We are developing a disease-specific immunotherapy targeted at treating Ewing Sarcoma, a
rare but deadly bone and soft tissue cancer that primarily affects children and young
adults and for which there is no current FDA approved treatment for recurrence.
We have entered into a sponsored research agreement with the University of California at Los Angeles (UCLA) to develop effective immunotherapies, such as CAR T-cell and monoclonal antibodies, for Ewing Sarcoma. We have the exclusive right to negotiate and license any resulting intellectual property and have also entered into a Letter of Intent with UCLA to negotiate a license for a pre-existing patent application.
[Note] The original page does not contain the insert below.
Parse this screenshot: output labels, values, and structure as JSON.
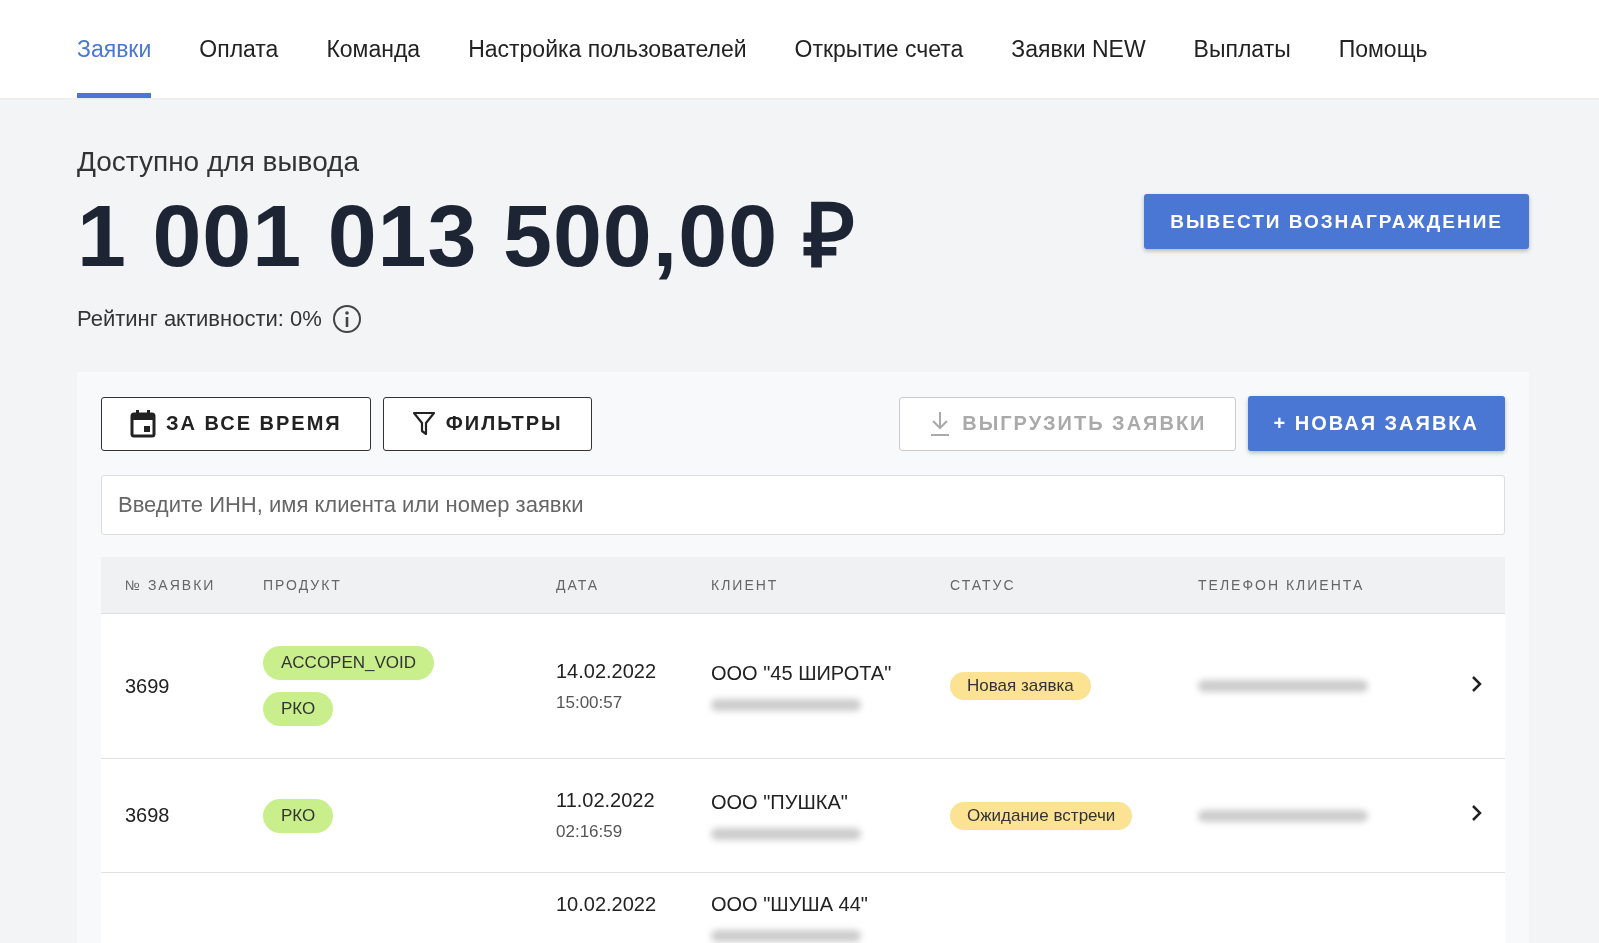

UCLA is a top-ranked university known for its cancer research and medical school.
Our team of dedicated scientists is on the cutting edge of cancer research. From the lab to the clinic, we are committed to finding new and better ways to prevent and treat cancer.
Years of collective
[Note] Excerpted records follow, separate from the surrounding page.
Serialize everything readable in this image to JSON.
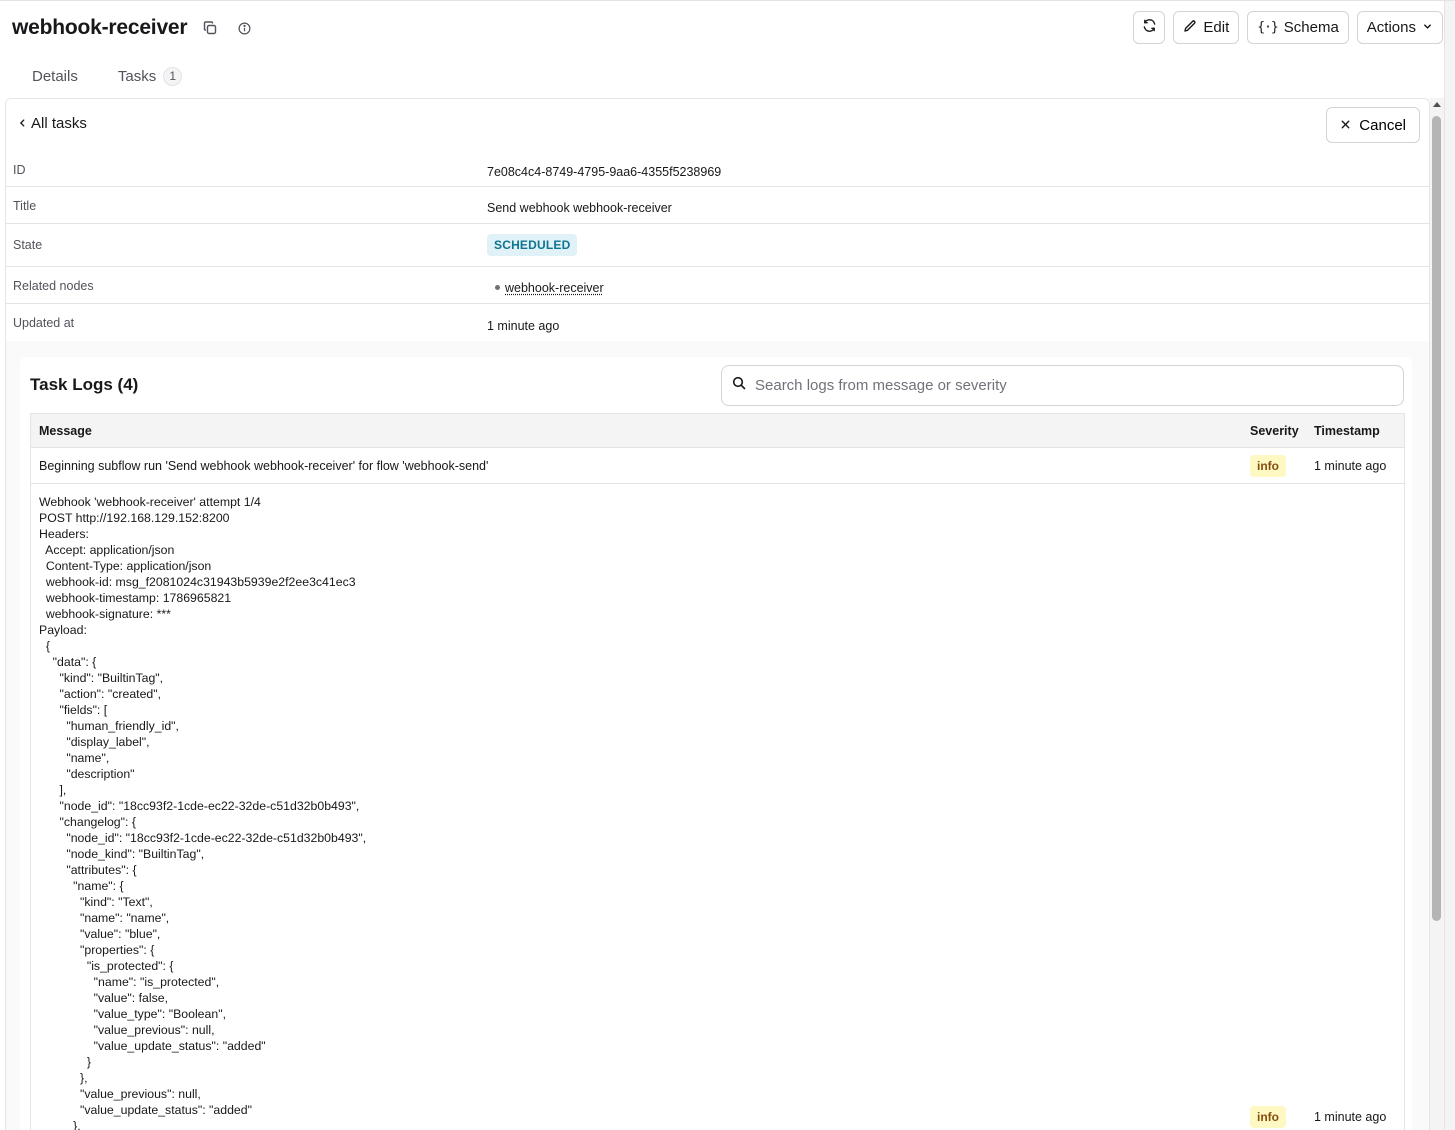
{
  "header": {
    "title": "webhook-receiver",
    "refresh_icon": "refresh-icon",
    "edit_label": "Edit",
    "schema_label": "Schema",
    "actions_label": "Actions"
  },
  "tabs": [
    {
      "label": "Details"
    },
    {
      "label": "Tasks",
      "count": "1"
    }
  ],
  "task": {
    "back_label": "All tasks",
    "cancel_label": "Cancel",
    "properties": {
      "id_label": "ID",
      "id_value": "7e08c4c4-8749-4795-9aa6-4355f5238969",
      "title_label": "Title",
      "title_value": "Send webhook webhook-receiver",
      "state_label": "State",
      "state_value": "SCHEDULED",
      "related_label": "Related nodes",
      "related_value": "webhook-receiver",
      "updated_label": "Updated at",
      "updated_value": "1 minute ago"
    }
  },
  "logs": {
    "title": "Task Logs (4)",
    "search_placeholder": "Search logs from message or severity",
    "columns": {
      "message": "Message",
      "severity": "Severity",
      "timestamp": "Timestamp"
    },
    "rows": [
      {
        "message": "Beginning subflow run 'Send webhook webhook-receiver' for flow 'webhook-send'",
        "severity": "info",
        "timestamp": "1 minute ago"
      },
      {
        "message": "Webhook 'webhook-receiver' attempt 1/4\nPOST http://192.168.129.152:8200\nHeaders:\n  Accept: application/json\n  Content-Type: application/json\n  webhook-id: msg_f2081024c31943b5939e2f2ee3c41ec3\n  webhook-timestamp: 1786965821\n  webhook-signature: ***\nPayload:\n  {\n    \"data\": {\n      \"kind\": \"BuiltinTag\",\n      \"action\": \"created\",\n      \"fields\": [\n        \"human_friendly_id\",\n        \"display_label\",\n        \"name\",\n        \"description\"\n      ],\n      \"node_id\": \"18cc93f2-1cde-ec22-32de-c51d32b0b493\",\n      \"changelog\": {\n        \"node_id\": \"18cc93f2-1cde-ec22-32de-c51d32b0b493\",\n        \"node_kind\": \"BuiltinTag\",\n        \"attributes\": {\n          \"name\": {\n            \"kind\": \"Text\",\n            \"name\": \"name\",\n            \"value\": \"blue\",\n            \"properties\": {\n              \"is_protected\": {\n                \"name\": \"is_protected\",\n                \"value\": false,\n                \"value_type\": \"Boolean\",\n                \"value_previous\": null,\n                \"value_update_status\": \"added\"\n              }\n            },\n            \"value_previous\": null,\n            \"value_update_status\": \"added\"\n          },",
        "severity": "info",
        "timestamp": "1 minute ago"
      }
    ]
  }
}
Dr. Jonas is a UCLA physician-scientist specializing in pediatric hematology/oncology. He received a bachelor’s degree in materials science & engineering and a master’s degree in biomedical engineering prior to starting his medical training to pursue his M.D. and Ph.D. degrees at UCLA through its NIH-supported Medical Scientist Training Program. He leads a multidisciplinary research team that targets the development and application of new nanotechnologies and methods to support the childhood cancer and regenerative medicine communities in accelerating the discovery of innovative gene therapy approaches.
Dr. De Oliveira is a board-certified pediatrician and board-certified pediatric hematology/oncologist. He received his medical degree in Brazil and completed his pediatric residency at Woodhull Medical and Mental Health Center in New York and his pediatric hematology/oncology fellowship at the Children’s Hospital Lost Angeles. His clinical focus is on pediatric oncology and gene therapies and his research focus is on cancer immunotherapy and biology of stem cell transplantation.
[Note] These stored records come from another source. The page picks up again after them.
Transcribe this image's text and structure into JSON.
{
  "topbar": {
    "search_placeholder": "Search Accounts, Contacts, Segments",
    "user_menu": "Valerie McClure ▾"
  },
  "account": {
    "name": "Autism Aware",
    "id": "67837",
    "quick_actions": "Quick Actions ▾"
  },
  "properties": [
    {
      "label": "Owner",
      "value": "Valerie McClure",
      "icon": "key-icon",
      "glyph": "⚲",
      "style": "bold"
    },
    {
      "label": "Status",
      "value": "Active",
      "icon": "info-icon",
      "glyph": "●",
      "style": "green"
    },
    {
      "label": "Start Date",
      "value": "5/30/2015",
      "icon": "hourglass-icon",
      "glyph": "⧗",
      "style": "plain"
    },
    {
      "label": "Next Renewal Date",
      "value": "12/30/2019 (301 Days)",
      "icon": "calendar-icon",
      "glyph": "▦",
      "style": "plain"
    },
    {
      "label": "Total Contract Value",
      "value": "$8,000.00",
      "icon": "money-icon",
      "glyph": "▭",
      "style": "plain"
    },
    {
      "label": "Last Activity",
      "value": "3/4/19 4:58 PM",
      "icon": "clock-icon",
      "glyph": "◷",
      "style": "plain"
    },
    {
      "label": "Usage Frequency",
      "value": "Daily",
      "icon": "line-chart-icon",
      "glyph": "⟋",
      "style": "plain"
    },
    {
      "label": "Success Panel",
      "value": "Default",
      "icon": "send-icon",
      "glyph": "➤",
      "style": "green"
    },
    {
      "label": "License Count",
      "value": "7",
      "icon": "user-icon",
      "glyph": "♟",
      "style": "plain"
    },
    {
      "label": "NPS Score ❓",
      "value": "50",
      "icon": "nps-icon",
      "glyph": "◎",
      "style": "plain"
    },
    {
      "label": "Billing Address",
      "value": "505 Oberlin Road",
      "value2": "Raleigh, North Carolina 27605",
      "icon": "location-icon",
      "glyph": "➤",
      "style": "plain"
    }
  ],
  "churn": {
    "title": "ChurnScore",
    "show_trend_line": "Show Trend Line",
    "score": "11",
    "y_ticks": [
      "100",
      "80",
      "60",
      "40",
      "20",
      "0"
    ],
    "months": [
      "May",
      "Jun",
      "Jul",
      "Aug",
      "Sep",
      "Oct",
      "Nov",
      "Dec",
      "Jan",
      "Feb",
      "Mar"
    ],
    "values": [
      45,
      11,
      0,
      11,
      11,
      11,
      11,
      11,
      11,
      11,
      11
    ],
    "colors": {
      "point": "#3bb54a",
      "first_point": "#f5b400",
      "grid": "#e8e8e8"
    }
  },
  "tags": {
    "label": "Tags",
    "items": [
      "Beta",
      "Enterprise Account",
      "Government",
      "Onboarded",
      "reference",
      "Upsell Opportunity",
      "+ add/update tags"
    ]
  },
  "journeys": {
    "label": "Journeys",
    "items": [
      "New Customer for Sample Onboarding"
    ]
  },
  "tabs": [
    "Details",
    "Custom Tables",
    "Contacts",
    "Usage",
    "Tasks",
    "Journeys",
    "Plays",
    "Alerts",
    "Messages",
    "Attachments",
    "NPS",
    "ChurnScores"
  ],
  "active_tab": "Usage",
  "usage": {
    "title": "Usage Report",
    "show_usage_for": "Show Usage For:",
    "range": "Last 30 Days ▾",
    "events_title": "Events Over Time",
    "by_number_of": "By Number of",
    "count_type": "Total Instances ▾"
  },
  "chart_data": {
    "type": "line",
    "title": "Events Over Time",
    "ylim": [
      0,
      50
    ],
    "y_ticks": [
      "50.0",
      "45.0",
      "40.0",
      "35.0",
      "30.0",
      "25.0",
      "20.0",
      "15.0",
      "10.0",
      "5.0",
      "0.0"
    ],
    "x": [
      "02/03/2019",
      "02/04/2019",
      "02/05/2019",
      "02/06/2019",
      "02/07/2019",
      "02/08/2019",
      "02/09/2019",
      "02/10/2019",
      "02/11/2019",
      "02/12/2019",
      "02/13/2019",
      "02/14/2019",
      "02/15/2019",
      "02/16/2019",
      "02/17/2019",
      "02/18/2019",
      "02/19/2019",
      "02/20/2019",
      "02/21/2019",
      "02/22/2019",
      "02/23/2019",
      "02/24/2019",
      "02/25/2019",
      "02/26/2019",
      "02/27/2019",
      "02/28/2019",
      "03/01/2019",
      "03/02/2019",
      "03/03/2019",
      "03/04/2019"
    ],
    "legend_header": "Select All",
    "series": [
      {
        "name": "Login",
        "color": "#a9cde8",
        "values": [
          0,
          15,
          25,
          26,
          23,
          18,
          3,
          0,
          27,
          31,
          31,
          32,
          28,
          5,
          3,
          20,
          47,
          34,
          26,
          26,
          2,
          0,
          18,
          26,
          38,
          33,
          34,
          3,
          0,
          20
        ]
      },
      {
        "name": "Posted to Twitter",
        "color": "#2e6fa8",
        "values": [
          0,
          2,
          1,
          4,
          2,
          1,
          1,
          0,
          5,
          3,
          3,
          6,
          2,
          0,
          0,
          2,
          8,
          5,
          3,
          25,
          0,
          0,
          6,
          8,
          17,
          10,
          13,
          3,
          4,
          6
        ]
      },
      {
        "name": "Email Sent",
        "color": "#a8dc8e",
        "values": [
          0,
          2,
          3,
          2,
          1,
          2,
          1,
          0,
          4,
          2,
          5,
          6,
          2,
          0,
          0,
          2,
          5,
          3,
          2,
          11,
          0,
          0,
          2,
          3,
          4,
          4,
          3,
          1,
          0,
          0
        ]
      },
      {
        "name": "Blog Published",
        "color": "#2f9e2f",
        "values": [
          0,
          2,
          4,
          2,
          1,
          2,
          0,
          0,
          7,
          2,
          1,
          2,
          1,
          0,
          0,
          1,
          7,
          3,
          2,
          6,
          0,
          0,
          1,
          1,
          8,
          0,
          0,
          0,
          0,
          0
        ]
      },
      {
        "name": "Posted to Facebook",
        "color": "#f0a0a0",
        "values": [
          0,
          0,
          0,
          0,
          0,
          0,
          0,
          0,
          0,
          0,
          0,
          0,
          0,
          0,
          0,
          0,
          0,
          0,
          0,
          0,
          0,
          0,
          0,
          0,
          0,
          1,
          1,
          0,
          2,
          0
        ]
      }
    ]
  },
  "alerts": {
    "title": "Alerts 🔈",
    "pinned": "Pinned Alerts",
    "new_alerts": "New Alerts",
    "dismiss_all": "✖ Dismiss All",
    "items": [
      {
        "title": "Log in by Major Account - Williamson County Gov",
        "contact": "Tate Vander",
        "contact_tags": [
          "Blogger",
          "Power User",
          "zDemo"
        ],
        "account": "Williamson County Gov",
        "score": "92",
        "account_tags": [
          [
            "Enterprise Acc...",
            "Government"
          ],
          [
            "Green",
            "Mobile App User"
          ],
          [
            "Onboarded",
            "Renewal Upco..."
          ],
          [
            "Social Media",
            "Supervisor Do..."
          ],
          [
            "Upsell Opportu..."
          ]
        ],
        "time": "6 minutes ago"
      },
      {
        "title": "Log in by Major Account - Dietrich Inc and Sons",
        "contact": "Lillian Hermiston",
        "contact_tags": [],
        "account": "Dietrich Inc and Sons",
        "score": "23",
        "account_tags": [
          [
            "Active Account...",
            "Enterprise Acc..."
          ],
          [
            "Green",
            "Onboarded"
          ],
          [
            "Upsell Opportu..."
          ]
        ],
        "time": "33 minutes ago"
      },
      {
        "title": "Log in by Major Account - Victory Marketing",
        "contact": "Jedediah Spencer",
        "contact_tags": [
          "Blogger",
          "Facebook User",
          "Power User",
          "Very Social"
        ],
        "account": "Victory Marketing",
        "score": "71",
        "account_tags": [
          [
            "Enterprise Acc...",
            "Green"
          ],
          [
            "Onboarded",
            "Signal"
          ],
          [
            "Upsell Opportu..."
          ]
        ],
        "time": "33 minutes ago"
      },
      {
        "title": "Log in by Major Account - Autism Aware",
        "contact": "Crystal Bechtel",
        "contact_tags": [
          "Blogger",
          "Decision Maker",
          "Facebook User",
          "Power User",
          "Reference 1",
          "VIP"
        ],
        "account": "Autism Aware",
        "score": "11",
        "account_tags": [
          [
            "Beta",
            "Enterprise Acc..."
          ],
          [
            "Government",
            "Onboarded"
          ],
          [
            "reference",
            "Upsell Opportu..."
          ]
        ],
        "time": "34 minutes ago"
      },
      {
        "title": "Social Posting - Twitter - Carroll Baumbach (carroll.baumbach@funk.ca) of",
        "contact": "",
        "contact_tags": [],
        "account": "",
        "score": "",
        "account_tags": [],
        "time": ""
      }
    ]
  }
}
Dr. Seet is a hematologist and oncologist subspecializing in the treatment of hematologic malignancies, including hematopoietic stem cell transplantation, cellular therapy and clinical trials of novel therapeutics. He received a undergraduate degree in Biological Science at the University of Chicago, a medical degree at the University of Sydney, Australia and PhD in Cellular and Molecular Pathology at UCLA. His research focuses on human T cell and dendritic cell tumor immunology, and the development of engineered stem cell-based approaches to cancer therapy.
Dr. Federman is the Director of the Pediatric Bone and Soft Tissue Sarcoma Program at UCLA. He specializes in treating children, adolescents and young adults with these aggressive cancers. He runs a multidisciplinary program involving pediatric and medical oncologists, radiation oncologists, orthopedic oncology surgeons, musculoskeletal radiologists and pathologists, nuclear medicine specialists, physical therapists and prosthetic specialists. He received a medical degree from the Icahn School of Medicine at Mount Sinai and completed his residency and fellowship at UCLA.
Dr. Denny has served as a physician at UCLA for over 3 decades primarily focused on pediatric oncology. He has trained and mentored some of UCLA’s best and brightest scientists and doctors in the field. Dr. Denny received a bachelor’s degree from University of Pennsylvania and a medical degree from the University of Pennsylvania School of Medicine. He completed his residency at the Children’s National Medical Center and fellowship at the National Institutes of Health Clinical Center. Most of Dr. Denny’s academic success has come through applying basic molecular biology tools to seek molecular mechanisms for what he witnesses when treating pediatric hematology/oncology patients.
The UCLA research team, which includes Dr. Steven Jonas, Dr. Christopher Seet, Dr. Satiro De Oliveira and Dr. Christopher Denny, will leverage cutting-edge technologies to develop a breakthrough universal cancer vaccine (UCV) that will train the body to target and destroy cancer cells.